  • The foundation for optimizing cancer outcomes in North Carolina and beyond will be provided by a unique, comprehensive cancer information system, the North Carolina Integrated Cancer Surveillance and Information System (ICISS). By tapping multiple data sources over time, ICISS will prospectively create valid (and replicable) measures of outcomes of cancer control activities, especially among vulnerable subgroups and communities that have been traditionally under-represented. ICISS will continually link statewide incidence and mortality data with other key data sources such as the North Carolina cancer care databases, information on other outcomes (e.g., quality of life), and demographic, social, geographic, and environmental data. By greatly enhancing the ability of researchers to gather and share information across disciplines, ICISS can help North Carolinians make more informed choices about cancer prevention and control, whether they lead community-based organizations, state and county health departments, university or industry-based research teams, or health policy organizations. No such integrated population-based cancer informatics system exists at the state or national levels in the United States. As envisioned, ICISS could become a model for rational cancer planning in the US and beyond.
  • One of the key research priorities of the University Cancer Research Fund is to initiate a repository of specimens and data on UNC cancer patients. The UNC Health Registry will prospectively identify and rapidly recruit 10,000 patients with appointments at the NC Cancer Hospital into a registry. This study will integrate, through a comprehensive database, clinical, epidemiological and interview data with repositories of biologic specimens and tumor tissue obtained from each patient. The UNC Health Registry will form the basis of a survivor cohort a valuable resource making future studies of survivorship feasible.

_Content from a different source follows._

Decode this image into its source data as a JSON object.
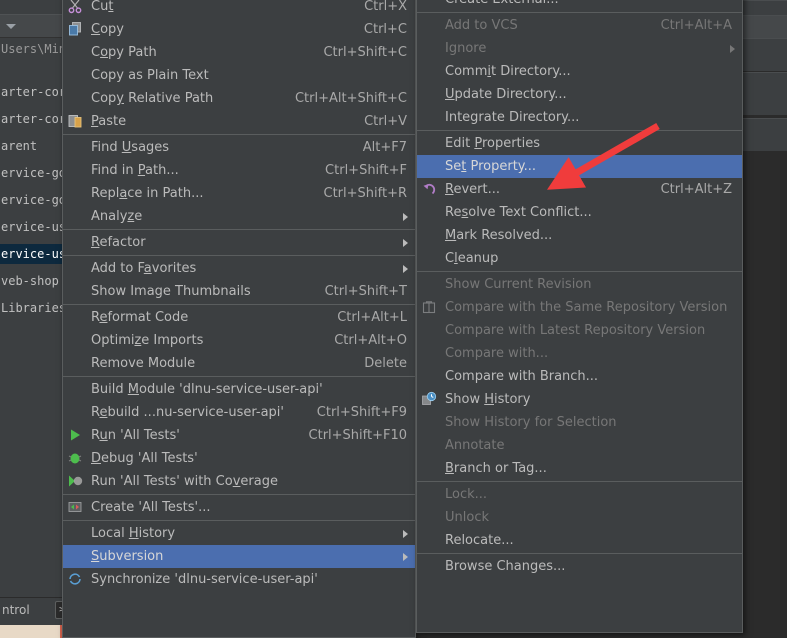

  • We will build a state-of-the-art system to evaluate interventions to improve cancer outcomes in multiple formats accessible to all North Carolina residents. Health-E-NC will harness the power of health information and other communications technologies to prevent cancer and to improve quality of life and other appropriate outcomes for those living with cancer. The goals are to target cancer risk factors (tobacco use, dietary behavior, physical activity, obesity), cancer screening and referrals (e.g. breast, cervical), decision support (colorectal and prostate screening), and uptake of tested prevention and treatment interventions, such as HPV vaccination. An array of proven intervention delivery approaches will be employed, such as message tailoring, social marketing, peer counseling/coaching, health provider interventions, and community participatory strategies. Interventions will be delivered through multiple channels, including print, small media (e.g. direct mail and local radio), the World Wide Web, social networks, mobile devices (e.g. mobile phones, personal digital assistants), peer and professional leaders, and health systems. Health-E-NC will provide fertile ground for novel research on various intervention delivery methods, as well as testing dissemination approaches to accelerate the population uptake of evidence-based approaches.

Read more about our School’s cancer research and involvement: